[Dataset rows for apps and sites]
BEGIN

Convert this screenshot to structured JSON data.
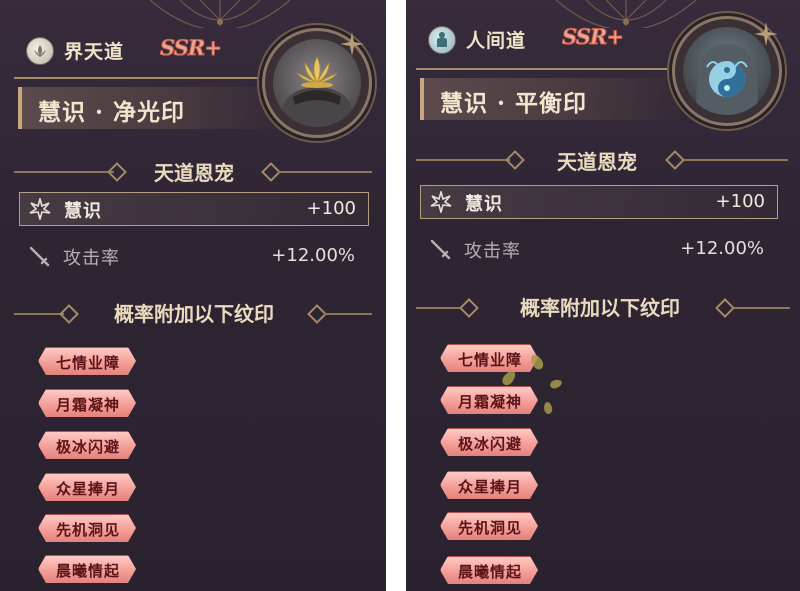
{
  "colors": {
    "panel_bg": "#2e2533",
    "gold": "#c9a77d",
    "tag_fill": "#f49d97",
    "tag_text": "#5a1418",
    "rarity": "#f0a58f"
  },
  "panels": [
    {
      "type_icon": "lotus-disc-icon",
      "type_name": "界天道",
      "rarity": "SSR+",
      "title": "慧识 · 净光印",
      "portrait_icon": "lotus-mask-portrait-icon",
      "section1_title": "天道恩宠",
      "stats": [
        {
          "icon": "star-burst-icon",
          "label": "慧识",
          "value": "+100"
        },
        {
          "icon": "sword-icon",
          "label": "攻击率",
          "value": "+12.00%"
        }
      ],
      "section2_title": "概率附加以下纹印",
      "tags": [
        "七情业障",
        "月霜凝神",
        "极冰闪避",
        "众星捧月",
        "先机洞见",
        "晨曦情起"
      ]
    },
    {
      "type_icon": "human-disc-icon",
      "type_name": "人间道",
      "rarity": "SSR+",
      "title": "慧识 · 平衡印",
      "portrait_icon": "yin-yang-torso-portrait-icon",
      "section1_title": "天道恩宠",
      "stats": [
        {
          "icon": "star-burst-icon",
          "label": "慧识",
          "value": "+100"
        },
        {
          "icon": "sword-icon",
          "label": "攻击率",
          "value": "+12.00%"
        }
      ],
      "section2_title": "概率附加以下纹印",
      "tags": [
        "七情业障",
        "月霜凝神",
        "极冰闪避",
        "众星捧月",
        "先机洞见",
        "晨曦情起"
      ]
    }
  ]
}
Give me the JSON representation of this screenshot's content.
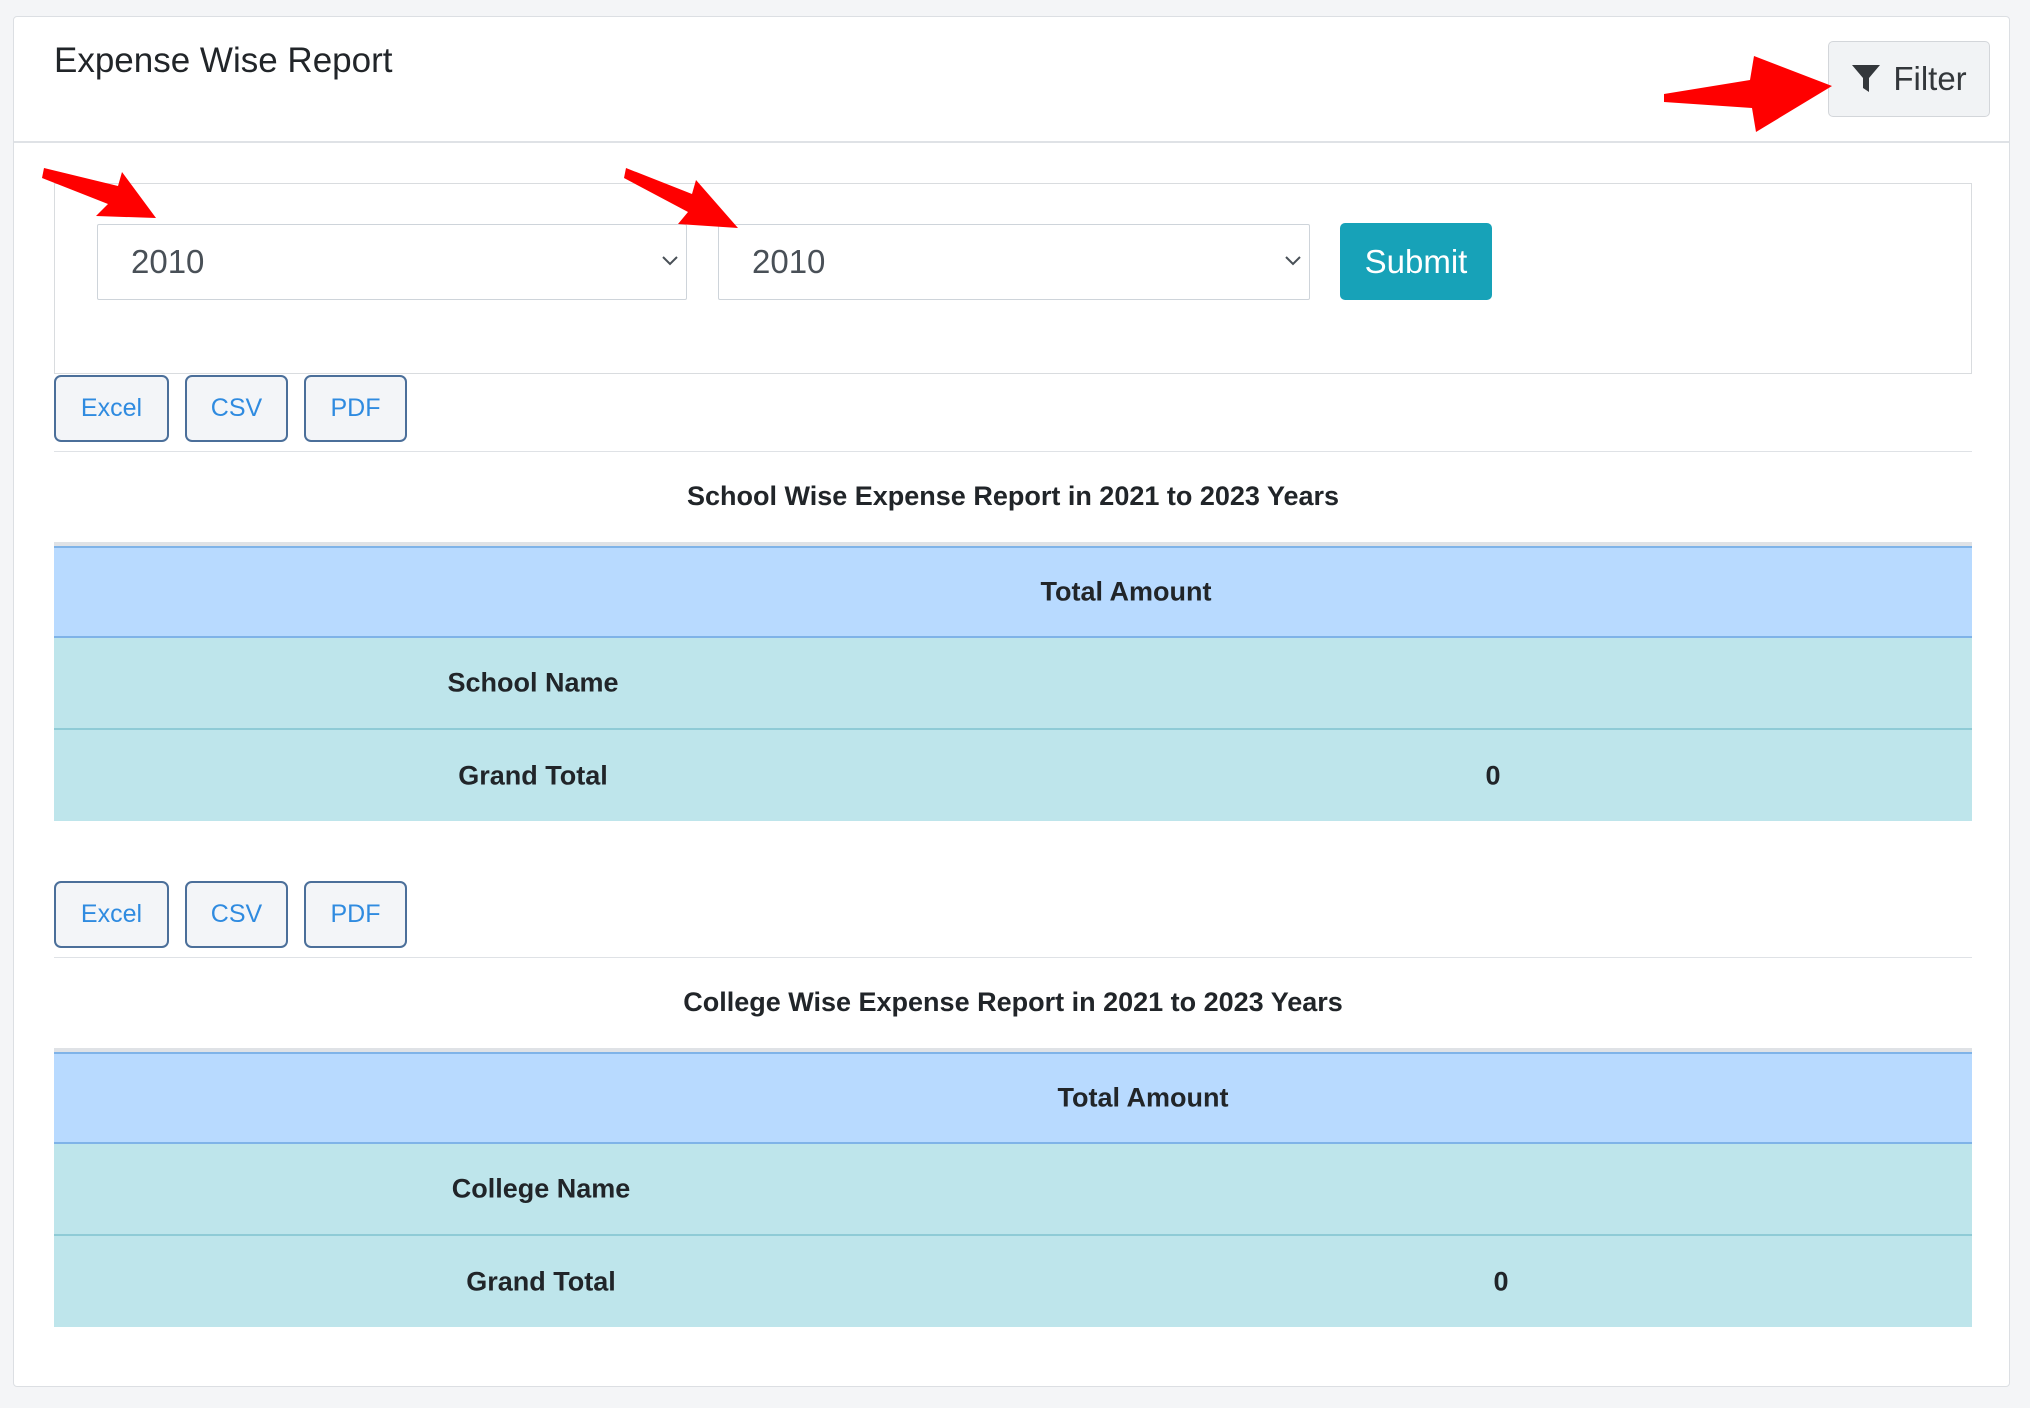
{
  "header": {
    "title": "Expense Wise Report",
    "filter_label": "Filter"
  },
  "filters": {
    "from_year": "2010",
    "to_year": "2010",
    "submit_label": "Submit"
  },
  "export_buttons": [
    "Excel",
    "CSV",
    "PDF"
  ],
  "school_report": {
    "title": "School Wise Expense Report in 2021 to 2023 Years",
    "header": "Total Amount",
    "name_label": "School Name",
    "grand_total_label": "Grand Total",
    "grand_total_value": "0"
  },
  "college_report": {
    "title": "College Wise Expense Report in 2021 to 2023 Years",
    "header": "Total Amount",
    "name_label": "College Name",
    "grand_total_label": "Grand Total",
    "grand_total_value": "0"
  },
  "colors": {
    "accent": "#17a2b8",
    "table_head": "#b8daff",
    "table_info": "#bee5eb",
    "annotation_arrow": "#ff0000"
  }
}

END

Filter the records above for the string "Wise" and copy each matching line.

● **Written response**
    "title": "Expense Wise Report",
    "title": "School Wise Expense Report in 2021 to 2023 Years",
    "title": "College Wise Expense Report in 2021 to 2023 Years",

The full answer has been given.